Kevin Loring is an accomplished Canadian playwright, actor and director and was the winner of the Governor General’s Award for English Language Drama for his outstanding play, Where the Blood Mixes in 2009. The play explores the intergenerational effects of the residential school system. It toured nationally and was presented at the National Arts Centre in 2010, when Loring was serving as the NAC’s Playwright in Residence.
A Nlaka’pamux from the Lytton First Nation in British Columbia, Loring created the Songs of the Land project in 2012 in partnership with five separate organizations in his home community. The project explores 100-year-old audio recordings of songs and stories of the N’lakap’amux People. Loring has written two new plays based on his work with the community including Battle of the Birds, about domestic violence and power abuse, and The Boy Who Was Abandoned, about youth and elder neglect.
A versatile artist and leader Loring has served as the co-curator of the Talking Stick Festival, as Artist in Residence at the Vancouver Playhouse Theatre, as Artistic Director of the Savage Society in Vancouver, as a Documentary Producer of Canyon War: The Untold Story, and as the Project Leader/Creator, and Director of the Songs of the Land project in his home community of Lytton First Nation.

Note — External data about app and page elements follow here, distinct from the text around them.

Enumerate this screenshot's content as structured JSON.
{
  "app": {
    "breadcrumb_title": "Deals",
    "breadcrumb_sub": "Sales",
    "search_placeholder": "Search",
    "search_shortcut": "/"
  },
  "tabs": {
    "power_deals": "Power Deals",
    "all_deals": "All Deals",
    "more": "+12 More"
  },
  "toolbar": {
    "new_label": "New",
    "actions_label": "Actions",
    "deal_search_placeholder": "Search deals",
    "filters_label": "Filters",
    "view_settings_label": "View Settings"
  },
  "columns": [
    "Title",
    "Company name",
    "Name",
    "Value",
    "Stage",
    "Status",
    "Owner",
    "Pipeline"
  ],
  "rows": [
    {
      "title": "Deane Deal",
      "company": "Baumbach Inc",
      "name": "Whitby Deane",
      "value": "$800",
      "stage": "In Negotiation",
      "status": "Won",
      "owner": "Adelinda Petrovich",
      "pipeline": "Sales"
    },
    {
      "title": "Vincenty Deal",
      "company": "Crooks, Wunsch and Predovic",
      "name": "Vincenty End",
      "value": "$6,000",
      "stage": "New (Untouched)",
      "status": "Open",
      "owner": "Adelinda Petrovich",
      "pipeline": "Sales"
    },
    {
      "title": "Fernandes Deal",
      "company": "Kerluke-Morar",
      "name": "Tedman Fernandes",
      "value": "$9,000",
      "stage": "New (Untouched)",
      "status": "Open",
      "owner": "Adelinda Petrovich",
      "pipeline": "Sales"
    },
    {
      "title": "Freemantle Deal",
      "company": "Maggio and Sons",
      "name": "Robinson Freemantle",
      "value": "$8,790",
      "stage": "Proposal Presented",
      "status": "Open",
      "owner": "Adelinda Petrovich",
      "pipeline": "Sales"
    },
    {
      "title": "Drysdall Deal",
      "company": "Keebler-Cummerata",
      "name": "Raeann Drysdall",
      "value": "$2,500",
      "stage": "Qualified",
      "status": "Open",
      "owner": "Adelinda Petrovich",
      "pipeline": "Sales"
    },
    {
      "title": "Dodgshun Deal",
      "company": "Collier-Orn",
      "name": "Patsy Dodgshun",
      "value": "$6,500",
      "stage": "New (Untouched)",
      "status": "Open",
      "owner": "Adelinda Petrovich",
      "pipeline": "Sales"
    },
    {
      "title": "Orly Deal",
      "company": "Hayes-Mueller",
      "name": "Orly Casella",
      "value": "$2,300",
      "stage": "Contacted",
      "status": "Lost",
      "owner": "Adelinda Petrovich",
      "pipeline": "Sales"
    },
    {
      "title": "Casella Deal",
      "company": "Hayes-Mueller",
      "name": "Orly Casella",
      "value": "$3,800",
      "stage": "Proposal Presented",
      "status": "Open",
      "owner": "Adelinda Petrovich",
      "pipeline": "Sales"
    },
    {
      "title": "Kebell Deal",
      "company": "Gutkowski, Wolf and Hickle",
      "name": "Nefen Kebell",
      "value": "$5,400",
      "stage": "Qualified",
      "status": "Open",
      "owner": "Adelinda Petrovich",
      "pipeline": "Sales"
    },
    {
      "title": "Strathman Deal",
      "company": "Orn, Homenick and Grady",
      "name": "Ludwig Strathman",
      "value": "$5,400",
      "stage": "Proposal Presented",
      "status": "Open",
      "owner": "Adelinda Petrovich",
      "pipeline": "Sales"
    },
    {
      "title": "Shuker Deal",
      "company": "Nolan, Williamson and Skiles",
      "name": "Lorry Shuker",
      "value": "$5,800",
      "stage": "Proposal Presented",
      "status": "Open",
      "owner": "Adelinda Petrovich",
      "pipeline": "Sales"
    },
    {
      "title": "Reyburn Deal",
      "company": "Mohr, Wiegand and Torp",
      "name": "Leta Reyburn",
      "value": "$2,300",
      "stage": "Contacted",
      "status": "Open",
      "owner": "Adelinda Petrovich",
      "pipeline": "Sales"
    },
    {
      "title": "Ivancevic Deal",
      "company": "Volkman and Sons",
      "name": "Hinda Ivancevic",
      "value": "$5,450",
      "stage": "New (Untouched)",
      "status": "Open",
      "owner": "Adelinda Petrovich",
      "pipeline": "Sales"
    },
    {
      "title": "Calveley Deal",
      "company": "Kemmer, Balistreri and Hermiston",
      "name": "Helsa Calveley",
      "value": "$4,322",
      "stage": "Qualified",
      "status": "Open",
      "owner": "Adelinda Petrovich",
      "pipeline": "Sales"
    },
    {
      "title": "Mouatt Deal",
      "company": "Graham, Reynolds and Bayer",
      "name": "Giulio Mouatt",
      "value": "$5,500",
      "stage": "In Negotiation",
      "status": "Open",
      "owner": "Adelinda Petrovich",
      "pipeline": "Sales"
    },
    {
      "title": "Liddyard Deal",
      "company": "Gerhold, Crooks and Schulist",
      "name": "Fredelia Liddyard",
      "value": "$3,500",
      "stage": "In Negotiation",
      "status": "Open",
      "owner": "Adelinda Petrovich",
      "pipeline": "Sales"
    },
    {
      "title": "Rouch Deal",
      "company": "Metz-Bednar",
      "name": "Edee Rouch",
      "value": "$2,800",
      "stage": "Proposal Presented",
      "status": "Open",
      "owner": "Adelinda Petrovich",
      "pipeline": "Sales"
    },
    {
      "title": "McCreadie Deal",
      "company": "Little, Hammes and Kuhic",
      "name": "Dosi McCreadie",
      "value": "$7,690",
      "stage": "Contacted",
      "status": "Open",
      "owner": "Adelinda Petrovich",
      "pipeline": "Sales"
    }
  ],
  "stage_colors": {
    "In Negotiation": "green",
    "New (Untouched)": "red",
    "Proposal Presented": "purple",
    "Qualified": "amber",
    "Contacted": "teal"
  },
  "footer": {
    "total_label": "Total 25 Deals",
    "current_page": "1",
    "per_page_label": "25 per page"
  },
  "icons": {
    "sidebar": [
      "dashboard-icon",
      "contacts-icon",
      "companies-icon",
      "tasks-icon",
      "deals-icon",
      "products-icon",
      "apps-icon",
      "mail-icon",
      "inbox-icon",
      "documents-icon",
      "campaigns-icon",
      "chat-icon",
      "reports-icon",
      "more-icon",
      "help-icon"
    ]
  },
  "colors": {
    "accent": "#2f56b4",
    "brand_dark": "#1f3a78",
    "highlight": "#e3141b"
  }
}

Since his nomination for a Prix Gémeau for hosting the young adult show C’est parti mon tipi, Charles Bender has become a regular presence on Aboriginal Peoples Television Network (APTN). He plays the lead on Sioui-Bacon and was part of the cast of the first season of Mohawk Girls, two popular series on the network. Charles launched his acting career in French in Quebec City, and subsequently studied theatre in English at Concordia University in Montreal. Since graduating, he has appeared in a variety of productions in both English and French, including Destinée, En thérapie and Being Human. On stage, he has worked with a variety of politically and socially active theatre companies such as Teesri Duniya, Ondinnok and Tableau d’Hote, and is currently the co-artistic director of his own theatre company, Productions Menuentakuan. He sits on the board of directors of many organizations that promote Indigenous culture, and hosted the four-part documentary series 8e feu (8th Fire), a Radio-Canada TV series tackling a variety of contemporary First-Nation issues.